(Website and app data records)

· · ·

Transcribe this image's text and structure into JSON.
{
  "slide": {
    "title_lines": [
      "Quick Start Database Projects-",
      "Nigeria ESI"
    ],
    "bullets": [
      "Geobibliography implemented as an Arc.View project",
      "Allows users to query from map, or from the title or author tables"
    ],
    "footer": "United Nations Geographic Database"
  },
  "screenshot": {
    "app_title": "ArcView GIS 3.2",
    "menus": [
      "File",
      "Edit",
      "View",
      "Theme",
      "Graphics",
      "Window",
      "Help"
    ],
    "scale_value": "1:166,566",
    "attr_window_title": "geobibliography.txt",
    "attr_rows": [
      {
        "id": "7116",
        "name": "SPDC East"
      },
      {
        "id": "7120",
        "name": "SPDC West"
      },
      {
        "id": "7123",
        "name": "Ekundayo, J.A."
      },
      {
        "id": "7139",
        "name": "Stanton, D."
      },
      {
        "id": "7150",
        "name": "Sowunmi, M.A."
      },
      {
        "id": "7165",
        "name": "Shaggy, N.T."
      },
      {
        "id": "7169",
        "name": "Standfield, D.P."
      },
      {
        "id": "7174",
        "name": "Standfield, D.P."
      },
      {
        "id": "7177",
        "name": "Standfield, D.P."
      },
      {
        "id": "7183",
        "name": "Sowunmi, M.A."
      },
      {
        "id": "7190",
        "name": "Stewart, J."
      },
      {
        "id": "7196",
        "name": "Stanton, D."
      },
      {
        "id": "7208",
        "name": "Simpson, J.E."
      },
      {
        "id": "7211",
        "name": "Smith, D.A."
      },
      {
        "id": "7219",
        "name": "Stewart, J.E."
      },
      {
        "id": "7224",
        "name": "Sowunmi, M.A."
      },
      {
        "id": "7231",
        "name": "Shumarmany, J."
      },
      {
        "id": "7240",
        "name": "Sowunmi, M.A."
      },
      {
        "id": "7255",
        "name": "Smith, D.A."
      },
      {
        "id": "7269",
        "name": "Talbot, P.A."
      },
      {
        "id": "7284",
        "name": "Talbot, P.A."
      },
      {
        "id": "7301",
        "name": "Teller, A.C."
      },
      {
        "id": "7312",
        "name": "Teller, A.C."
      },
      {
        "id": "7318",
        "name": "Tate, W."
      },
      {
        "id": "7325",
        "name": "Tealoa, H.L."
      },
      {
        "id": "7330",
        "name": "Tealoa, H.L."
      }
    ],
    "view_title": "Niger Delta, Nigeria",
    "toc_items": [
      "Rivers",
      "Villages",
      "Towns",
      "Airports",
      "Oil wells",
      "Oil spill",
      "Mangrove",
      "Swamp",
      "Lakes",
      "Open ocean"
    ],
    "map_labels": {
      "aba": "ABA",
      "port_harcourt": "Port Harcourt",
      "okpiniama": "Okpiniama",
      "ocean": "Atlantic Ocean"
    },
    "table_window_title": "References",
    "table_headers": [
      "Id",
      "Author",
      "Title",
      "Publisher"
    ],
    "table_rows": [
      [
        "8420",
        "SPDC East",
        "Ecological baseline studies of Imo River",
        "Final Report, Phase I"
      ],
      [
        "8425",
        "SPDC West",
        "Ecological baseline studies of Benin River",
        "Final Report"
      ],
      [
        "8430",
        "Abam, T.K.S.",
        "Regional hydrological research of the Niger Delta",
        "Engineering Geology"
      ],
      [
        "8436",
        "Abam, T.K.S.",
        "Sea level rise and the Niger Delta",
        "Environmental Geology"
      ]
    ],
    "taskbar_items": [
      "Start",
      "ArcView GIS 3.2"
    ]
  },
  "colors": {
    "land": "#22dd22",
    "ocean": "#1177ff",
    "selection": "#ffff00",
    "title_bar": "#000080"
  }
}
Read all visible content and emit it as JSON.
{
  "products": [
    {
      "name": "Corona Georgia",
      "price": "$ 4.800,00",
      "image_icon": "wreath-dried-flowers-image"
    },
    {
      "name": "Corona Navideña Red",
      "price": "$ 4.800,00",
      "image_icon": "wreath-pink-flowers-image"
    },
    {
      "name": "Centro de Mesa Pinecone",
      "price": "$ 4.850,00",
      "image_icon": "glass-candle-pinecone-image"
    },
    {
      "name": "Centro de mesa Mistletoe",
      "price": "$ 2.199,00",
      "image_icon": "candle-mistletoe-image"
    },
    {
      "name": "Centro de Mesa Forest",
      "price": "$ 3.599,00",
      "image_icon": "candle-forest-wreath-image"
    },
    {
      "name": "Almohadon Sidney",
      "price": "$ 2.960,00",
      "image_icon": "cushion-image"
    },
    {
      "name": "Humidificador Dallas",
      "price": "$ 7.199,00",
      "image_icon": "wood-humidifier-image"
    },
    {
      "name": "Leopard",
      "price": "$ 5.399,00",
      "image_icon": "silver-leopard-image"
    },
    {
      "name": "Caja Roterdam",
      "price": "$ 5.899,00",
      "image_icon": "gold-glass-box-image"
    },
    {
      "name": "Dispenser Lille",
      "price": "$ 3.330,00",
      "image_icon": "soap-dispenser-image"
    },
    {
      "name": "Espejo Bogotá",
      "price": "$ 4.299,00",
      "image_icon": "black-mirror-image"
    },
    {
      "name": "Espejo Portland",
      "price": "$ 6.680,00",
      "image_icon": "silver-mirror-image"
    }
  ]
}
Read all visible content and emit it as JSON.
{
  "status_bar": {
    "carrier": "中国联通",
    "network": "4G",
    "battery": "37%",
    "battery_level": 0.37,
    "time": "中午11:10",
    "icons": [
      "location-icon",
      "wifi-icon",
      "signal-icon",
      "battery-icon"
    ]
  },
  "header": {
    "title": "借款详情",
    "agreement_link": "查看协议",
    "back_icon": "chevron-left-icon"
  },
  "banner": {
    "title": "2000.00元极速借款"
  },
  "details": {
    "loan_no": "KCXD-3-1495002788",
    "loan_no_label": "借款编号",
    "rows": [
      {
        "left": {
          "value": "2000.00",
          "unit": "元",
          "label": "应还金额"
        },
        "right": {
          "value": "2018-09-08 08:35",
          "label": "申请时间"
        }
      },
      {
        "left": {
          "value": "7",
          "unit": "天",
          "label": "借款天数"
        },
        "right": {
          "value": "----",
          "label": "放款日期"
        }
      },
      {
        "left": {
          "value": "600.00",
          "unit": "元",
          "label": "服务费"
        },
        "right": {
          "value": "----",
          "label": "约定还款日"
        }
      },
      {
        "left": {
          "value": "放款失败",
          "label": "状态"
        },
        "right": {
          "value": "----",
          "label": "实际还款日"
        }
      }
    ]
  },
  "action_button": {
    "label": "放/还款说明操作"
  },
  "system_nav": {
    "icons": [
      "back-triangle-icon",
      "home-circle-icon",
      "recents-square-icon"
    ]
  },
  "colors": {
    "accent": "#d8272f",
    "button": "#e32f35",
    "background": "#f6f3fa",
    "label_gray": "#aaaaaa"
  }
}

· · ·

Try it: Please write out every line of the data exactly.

Output of the exercise:
Transcribe this image's text and structure into JSON.
{
  "slide": {
    "title_lines": [
      "Quick Start Database Projects-",
      "Nigeria ESI"
    ],
    "bullets": [
      "Geobibliography implemented as an Arc.View project",
      "Allows users to query from map, or from the title or author tables"
    ],
    "footer": "United Nations Geographic Database"
  },
  "screenshot": {
    "app_title": "ArcView GIS 3.2",
    "menus": [
      "File",
      "Edit",
      "View",
      "Theme",
      "Graphics",
      "Window",
      "Help"
    ],
    "scale_value": "1:166,566",
    "attr_window_title": "geobibliography.txt",
    "attr_rows": [
      {
        "id": "7116",
        "name": "SPDC East"
      },
      {
        "id": "7120",
        "name": "SPDC West"
      },
      {
        "id": "7123",
        "name": "Ekundayo, J.A."
      },
      {
        "id": "7139",
        "name": "Stanton, D."
      },
      {
        "id": "7150",
        "name": "Sowunmi, M.A."
      },
      {
        "id": "7165",
        "name": "Shaggy, N.T."
      },
      {
        "id": "7169",
        "name": "Standfield, D.P."
      },
      {
        "id": "7174",
        "name": "Standfield, D.P."
      },
      {
        "id": "7177",
        "name": "Standfield, D.P."
      },
      {
        "id": "7183",
        "name": "Sowunmi, M.A."
      },
      {
        "id": "7190",
        "name": "Stewart, J."
      },
      {
        "id": "7196",
        "name": "Stanton, D."
      },
      {
        "id": "7208",
        "name": "Simpson, J.E."
      },
      {
        "id": "7211",
        "name": "Smith, D.A."
      },
      {
        "id": "7219",
        "name": "Stewart, J.E."
      },
      {
        "id": "7224",
        "name": "Sowunmi, M.A."
      },
      {
        "id": "7231",
        "name": "Shumarmany, J."
      },
      {
        "id": "7240",
        "name": "Sowunmi, M.A."
      },
      {
        "id": "7255",
        "name": "Smith, D.A."
      },
      {
        "id": "7269",
        "name": "Talbot, P.A."
      },
      {
        "id": "7284",
        "name": "Talbot, P.A."
      },
      {
        "id": "7301",
        "name": "Teller, A.C."
      },
      {
        "id": "7312",
        "name": "Teller, A.C."
      },
      {
        "id": "7318",
        "name": "Tate, W."
      },
      {
        "id": "7325",
        "name": "Tealoa, H.L."
      },
      {
        "id": "7330",
        "name": "Tealoa, H.L."
      }
    ],
    "view_title": "Niger Delta, Nigeria",
    "toc_items": [
      "Rivers",
      "Villages",
      "Towns",
      "Airports",
      "Oil wells",
      "Oil spill",
      "Mangrove",
      "Swamp",
      "Lakes",
      "Open ocean"
    ],
    "map_labels": {
      "aba": "ABA",
      "port_harcourt": "Port Harcourt",
      "okpiniama": "Okpiniama",
      "ocean": "Atlantic Ocean"
    },
    "table_window_title": "References",
    "table_headers": [
      "Id",
      "Author",
      "Title",
      "Publisher"
    ],
    "table_rows": [
      [
        "8420",
        "SPDC East",
        "Ecological baseline studies of Imo River",
        "Final Report, Phase I"
      ],
      [
        "8425",
        "SPDC West",
        "Ecological baseline studies of Benin River",
        "Final Report"
      ],
      [
        "8430",
        "Abam, T.K.S.",
        "Regional hydrological research of the Niger Delta",
        "Engineering Geology"
      ],
      [
        "8436",
        "Abam, T.K.S.",
        "Sea level rise and the Niger Delta",
        "Environmental Geology"
      ]
    ],
    "taskbar_items": [
      "Start",
      "ArcView GIS 3.2"
    ]
  },
  "colors": {
    "land": "#22dd22",
    "ocean": "#1177ff",
    "selection": "#ffff00",
    "title_bar": "#000080"
  }
}
Read all visible content and emit it as JSON.
{
  "products": [
    {
      "name": "Corona Georgia",
      "price": "$ 4.800,00",
      "image_icon": "wreath-dried-flowers-image"
    },
    {
      "name": "Corona Navideña Red",
      "price": "$ 4.800,00",
      "image_icon": "wreath-pink-flowers-image"
    },
    {
      "name": "Centro de Mesa Pinecone",
      "price": "$ 4.850,00",
      "image_icon": "glass-candle-pinecone-image"
    },
    {
      "name": "Centro de mesa Mistletoe",
      "price": "$ 2.199,00",
      "image_icon": "candle-mistletoe-image"
    },
    {
      "name": "Centro de Mesa Forest",
      "price": "$ 3.599,00",
      "image_icon": "candle-forest-wreath-image"
    },
    {
      "name": "Almohadon Sidney",
      "price": "$ 2.960,00",
      "image_icon": "cushion-image"
    },
    {
      "name": "Humidificador Dallas",
      "price": "$ 7.199,00",
      "image_icon": "wood-humidifier-image"
    },
    {
      "name": "Leopard",
      "price": "$ 5.399,00",
      "image_icon": "silver-leopard-image"
    },
    {
      "name": "Caja Roterdam",
      "price": "$ 5.899,00",
      "image_icon": "gold-glass-box-image"
    },
    {
      "name": "Dispenser Lille",
      "price": "$ 3.330,00",
      "image_icon": "soap-dispenser-image"
    },
    {
      "name": "Espejo Bogotá",
      "price": "$ 4.299,00",
      "image_icon": "black-mirror-image"
    },
    {
      "name": "Espejo Portland",
      "price": "$ 6.680,00",
      "image_icon": "silver-mirror-image"
    }
  ]
}
Read all visible content and emit it as JSON.
{
  "status_bar": {
    "carrier": "中国联通",
    "network": "4G",
    "battery": "37%",
    "battery_level": 0.37,
    "time": "中午11:10",
    "icons": [
      "location-icon",
      "wifi-icon",
      "signal-icon",
      "battery-icon"
    ]
  },
  "header": {
    "title": "借款详情",
    "agreement_link": "查看协议",
    "back_icon": "chevron-left-icon"
  },
  "banner": {
    "title": "2000.00元极速借款"
  },
  "details": {
    "loan_no": "KCXD-3-1495002788",
    "loan_no_label": "借款编号",
    "rows": [
      {
        "left": {
          "value": "2000.00",
          "unit": "元",
          "label": "应还金额"
        },
        "right": {
          "value": "2018-09-08 08:35",
          "label": "申请时间"
        }
      },
      {
        "left": {
          "value": "7",
          "unit": "天",
          "label": "借款天数"
        },
        "right": {
          "value": "----",
          "label": "放款日期"
        }
      },
      {
        "left": {
          "value": "600.00",
          "unit": "元",
          "label": "服务费"
        },
        "right": {
          "value": "----",
          "label": "约定还款日"
        }
      },
      {
        "left": {
          "value": "放款失败",
          "label": "状态"
        },
        "right": {
          "value": "----",
          "label": "实际还款日"
        }
      }
    ]
  },
  "action_button": {
    "label": "放/还款说明操作"
  },
  "system_nav": {
    "icons": [
      "back-triangle-icon",
      "home-circle-icon",
      "recents-square-icon"
    ]
  },
  "colors": {
    "accent": "#d8272f",
    "button": "#e32f35",
    "background": "#f6f3fa",
    "label_gray": "#aaaaaa"
  }
}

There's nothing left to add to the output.